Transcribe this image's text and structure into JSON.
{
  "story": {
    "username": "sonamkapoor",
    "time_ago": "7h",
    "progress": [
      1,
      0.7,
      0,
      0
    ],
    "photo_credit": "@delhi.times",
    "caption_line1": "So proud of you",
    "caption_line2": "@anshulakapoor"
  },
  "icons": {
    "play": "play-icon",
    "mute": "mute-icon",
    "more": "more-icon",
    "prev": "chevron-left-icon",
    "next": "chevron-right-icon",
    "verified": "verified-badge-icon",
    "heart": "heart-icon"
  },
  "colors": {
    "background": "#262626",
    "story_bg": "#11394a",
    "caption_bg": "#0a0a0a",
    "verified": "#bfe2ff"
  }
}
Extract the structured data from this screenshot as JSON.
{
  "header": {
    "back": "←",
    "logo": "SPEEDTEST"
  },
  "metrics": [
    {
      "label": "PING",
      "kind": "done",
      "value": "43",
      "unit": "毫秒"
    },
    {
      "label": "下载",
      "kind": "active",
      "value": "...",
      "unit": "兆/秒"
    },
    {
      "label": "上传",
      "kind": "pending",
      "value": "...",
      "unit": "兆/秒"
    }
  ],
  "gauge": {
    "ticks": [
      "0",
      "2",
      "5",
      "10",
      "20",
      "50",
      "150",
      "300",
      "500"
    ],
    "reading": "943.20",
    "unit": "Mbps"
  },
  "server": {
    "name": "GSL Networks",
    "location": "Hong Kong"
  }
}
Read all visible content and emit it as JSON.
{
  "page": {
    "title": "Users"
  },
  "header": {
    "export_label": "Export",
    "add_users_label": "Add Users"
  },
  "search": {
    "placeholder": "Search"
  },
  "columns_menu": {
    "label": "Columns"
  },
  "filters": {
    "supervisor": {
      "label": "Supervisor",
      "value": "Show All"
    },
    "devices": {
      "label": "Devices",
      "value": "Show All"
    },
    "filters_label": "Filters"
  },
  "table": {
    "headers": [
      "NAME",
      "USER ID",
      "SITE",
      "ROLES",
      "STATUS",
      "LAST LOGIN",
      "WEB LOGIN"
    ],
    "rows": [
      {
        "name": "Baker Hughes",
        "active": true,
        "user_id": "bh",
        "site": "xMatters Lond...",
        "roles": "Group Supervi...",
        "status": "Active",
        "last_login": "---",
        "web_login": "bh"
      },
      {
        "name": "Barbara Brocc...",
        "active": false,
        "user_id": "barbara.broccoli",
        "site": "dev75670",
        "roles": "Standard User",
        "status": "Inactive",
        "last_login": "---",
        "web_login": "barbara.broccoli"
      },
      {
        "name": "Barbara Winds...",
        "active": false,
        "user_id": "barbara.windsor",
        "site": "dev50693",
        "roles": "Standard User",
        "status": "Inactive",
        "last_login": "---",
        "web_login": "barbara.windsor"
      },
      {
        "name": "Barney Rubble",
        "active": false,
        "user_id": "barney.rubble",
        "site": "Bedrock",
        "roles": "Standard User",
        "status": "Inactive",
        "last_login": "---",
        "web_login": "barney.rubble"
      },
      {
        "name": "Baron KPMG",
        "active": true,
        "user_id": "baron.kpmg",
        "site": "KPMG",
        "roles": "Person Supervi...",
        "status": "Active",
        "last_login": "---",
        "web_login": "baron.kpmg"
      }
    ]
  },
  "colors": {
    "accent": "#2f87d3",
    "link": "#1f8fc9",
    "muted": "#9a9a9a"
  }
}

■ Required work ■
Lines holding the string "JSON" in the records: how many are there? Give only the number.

■ Response ■
3